### WHAT YOU WILL DO
Every line of the material below in which "likes" shows up is to be located and copied.

# # #

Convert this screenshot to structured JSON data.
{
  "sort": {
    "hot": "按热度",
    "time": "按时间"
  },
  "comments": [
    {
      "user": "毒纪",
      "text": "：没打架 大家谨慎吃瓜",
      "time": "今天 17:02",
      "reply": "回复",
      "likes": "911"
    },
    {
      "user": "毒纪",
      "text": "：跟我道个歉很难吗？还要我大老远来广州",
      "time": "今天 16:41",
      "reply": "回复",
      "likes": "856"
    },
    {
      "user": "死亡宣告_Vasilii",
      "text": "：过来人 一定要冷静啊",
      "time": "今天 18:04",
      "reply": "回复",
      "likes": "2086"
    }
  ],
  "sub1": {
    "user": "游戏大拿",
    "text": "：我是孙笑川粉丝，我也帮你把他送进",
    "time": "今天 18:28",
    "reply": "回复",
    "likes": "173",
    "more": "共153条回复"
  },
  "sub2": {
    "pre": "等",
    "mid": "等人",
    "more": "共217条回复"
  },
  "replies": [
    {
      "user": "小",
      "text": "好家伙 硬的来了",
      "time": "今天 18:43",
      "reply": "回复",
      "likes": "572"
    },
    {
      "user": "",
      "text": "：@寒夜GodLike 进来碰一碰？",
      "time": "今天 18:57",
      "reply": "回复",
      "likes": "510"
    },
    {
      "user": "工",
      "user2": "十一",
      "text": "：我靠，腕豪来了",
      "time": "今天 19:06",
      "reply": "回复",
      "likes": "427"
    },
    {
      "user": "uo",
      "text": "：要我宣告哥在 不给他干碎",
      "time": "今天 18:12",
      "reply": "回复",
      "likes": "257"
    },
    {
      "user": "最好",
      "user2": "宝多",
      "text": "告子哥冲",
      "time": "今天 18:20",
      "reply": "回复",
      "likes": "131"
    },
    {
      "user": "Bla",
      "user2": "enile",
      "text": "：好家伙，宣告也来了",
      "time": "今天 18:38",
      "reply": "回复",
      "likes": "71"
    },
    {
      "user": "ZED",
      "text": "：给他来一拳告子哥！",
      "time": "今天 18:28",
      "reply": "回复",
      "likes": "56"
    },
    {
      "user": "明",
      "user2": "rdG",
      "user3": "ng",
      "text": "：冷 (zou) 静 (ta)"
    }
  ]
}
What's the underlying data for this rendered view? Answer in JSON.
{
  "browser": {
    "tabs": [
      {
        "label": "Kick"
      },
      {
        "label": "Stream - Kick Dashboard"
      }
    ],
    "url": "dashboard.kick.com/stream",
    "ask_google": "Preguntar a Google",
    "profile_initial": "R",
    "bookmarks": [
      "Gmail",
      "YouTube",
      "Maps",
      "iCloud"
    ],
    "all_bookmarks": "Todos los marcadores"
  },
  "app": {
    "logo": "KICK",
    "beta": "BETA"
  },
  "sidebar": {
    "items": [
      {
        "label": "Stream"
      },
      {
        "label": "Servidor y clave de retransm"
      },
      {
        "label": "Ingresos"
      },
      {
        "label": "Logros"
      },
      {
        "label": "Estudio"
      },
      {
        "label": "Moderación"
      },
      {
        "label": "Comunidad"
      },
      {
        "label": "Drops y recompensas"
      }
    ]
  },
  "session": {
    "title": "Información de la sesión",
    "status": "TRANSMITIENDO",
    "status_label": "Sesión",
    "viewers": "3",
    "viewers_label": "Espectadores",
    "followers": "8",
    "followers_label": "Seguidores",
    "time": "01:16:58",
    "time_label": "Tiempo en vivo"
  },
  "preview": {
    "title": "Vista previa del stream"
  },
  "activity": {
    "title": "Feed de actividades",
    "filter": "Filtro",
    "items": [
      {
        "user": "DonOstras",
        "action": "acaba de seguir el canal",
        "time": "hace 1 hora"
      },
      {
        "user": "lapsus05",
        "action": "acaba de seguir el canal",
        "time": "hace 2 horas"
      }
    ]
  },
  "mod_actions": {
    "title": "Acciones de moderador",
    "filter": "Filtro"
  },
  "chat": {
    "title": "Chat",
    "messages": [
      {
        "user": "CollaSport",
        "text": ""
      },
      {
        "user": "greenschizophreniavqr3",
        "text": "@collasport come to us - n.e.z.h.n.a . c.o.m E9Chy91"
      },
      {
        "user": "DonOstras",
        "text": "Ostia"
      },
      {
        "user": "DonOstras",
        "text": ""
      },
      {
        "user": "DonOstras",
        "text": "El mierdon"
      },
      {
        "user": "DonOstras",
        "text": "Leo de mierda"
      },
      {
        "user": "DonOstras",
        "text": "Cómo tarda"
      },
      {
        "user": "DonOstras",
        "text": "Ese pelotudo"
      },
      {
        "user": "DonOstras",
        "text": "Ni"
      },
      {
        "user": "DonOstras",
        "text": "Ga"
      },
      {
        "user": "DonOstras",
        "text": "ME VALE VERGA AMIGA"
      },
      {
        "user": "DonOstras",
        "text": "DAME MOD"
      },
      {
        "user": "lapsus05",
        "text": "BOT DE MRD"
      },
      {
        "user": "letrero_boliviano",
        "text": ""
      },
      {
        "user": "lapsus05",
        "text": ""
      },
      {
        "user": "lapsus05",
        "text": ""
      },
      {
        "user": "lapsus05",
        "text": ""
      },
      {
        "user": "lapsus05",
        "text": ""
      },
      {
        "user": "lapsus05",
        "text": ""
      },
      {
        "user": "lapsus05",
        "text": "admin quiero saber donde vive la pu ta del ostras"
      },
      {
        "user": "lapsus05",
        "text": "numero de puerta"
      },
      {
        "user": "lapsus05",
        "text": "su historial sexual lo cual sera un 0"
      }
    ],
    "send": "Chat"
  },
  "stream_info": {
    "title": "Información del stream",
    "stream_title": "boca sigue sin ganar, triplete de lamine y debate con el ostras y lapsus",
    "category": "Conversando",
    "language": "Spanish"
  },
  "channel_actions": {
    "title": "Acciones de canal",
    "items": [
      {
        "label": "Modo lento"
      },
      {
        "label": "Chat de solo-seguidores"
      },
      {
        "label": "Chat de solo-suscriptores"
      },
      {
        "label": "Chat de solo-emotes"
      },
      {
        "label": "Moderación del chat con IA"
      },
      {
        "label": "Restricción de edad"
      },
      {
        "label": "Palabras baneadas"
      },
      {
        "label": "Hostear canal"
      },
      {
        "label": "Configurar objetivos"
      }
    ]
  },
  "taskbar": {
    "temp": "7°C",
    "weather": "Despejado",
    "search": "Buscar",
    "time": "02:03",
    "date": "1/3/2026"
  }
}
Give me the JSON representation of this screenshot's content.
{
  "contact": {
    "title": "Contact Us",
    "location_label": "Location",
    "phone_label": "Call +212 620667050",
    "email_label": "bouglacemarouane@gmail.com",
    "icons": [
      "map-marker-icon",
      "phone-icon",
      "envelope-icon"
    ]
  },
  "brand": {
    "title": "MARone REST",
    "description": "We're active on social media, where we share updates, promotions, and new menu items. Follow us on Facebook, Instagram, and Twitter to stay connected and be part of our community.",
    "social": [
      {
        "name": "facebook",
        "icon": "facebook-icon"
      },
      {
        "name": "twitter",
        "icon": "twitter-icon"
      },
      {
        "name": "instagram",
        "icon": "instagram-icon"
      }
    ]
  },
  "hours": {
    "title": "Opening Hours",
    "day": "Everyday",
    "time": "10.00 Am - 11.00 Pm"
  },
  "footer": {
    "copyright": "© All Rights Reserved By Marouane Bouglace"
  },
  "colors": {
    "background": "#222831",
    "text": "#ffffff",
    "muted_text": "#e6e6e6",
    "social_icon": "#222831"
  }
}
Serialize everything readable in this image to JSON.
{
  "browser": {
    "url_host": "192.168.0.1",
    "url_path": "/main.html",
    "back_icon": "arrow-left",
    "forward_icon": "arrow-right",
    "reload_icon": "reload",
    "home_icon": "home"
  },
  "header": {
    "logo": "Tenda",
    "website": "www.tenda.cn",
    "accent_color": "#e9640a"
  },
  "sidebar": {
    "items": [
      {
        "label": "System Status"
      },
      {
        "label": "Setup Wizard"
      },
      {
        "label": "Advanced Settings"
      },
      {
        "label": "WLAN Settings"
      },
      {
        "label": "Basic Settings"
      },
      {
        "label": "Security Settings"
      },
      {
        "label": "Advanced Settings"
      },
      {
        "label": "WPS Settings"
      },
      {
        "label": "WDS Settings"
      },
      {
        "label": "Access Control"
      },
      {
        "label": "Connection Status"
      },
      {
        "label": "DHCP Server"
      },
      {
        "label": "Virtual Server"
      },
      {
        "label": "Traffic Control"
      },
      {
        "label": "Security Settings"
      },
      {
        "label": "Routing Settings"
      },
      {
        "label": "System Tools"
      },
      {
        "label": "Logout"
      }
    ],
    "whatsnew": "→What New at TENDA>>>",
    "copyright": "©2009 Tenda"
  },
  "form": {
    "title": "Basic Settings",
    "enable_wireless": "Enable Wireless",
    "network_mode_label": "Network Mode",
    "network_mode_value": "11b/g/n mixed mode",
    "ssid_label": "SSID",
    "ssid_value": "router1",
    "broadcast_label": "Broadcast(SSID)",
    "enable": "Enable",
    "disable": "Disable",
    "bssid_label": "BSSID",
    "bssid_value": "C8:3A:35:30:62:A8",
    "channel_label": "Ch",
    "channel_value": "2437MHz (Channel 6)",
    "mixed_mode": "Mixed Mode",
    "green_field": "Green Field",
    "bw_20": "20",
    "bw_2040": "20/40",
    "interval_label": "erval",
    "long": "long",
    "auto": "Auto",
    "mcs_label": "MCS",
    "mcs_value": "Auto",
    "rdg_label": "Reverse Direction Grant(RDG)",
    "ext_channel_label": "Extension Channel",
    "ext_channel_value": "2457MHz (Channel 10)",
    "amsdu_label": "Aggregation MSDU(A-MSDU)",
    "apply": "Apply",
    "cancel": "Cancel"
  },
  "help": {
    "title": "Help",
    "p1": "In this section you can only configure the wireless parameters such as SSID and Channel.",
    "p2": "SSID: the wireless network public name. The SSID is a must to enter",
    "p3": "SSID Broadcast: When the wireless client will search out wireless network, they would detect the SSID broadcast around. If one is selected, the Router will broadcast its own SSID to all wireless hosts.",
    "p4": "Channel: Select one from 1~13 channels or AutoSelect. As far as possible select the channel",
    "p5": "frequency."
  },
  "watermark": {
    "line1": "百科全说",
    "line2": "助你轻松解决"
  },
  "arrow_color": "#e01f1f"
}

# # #

### FINAL ANSWER
      "likes": "911"
      "likes": "856"
      "likes": "2086"
    "likes": "173",
      "likes": "572"
      "likes": "510"
      "likes": "427"
      "likes": "257"
      "likes": "131"
      "likes": "71"
      "likes": "56"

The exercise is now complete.